Exercise instructions: Across all entries below, how many lines include "Women"? Answer with the number alone.

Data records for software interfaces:
○ ○ ○ ○ ○ ○ ○

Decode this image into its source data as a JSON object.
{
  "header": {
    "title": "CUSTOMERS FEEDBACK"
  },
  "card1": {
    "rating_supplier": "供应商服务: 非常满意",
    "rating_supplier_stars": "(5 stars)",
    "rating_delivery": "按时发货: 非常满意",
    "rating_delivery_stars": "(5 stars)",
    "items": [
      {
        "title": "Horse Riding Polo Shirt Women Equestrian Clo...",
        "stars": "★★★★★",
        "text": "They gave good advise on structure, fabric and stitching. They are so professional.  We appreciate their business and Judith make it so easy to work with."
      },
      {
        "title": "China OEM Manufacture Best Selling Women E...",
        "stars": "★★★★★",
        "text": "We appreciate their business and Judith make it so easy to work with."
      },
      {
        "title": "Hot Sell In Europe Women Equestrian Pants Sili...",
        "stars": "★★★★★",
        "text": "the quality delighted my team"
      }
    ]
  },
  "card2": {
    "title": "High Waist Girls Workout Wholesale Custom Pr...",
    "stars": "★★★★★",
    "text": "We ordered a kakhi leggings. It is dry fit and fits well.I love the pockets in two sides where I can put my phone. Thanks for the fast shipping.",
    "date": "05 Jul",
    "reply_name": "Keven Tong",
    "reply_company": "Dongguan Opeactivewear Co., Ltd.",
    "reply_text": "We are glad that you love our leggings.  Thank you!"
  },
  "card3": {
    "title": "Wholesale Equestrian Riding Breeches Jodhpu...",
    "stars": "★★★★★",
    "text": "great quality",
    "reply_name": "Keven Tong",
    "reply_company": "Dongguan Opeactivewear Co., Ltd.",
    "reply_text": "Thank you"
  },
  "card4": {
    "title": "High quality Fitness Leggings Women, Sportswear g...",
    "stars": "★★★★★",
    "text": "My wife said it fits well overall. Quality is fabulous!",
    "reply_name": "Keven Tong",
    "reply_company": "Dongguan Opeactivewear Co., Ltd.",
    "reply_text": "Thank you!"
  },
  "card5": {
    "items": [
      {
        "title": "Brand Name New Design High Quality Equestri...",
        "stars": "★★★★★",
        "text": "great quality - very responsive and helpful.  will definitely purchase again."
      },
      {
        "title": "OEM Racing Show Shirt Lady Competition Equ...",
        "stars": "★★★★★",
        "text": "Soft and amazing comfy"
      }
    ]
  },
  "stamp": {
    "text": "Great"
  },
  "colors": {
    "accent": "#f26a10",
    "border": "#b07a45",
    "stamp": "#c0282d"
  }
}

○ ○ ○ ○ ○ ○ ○

Output for this exercise: 4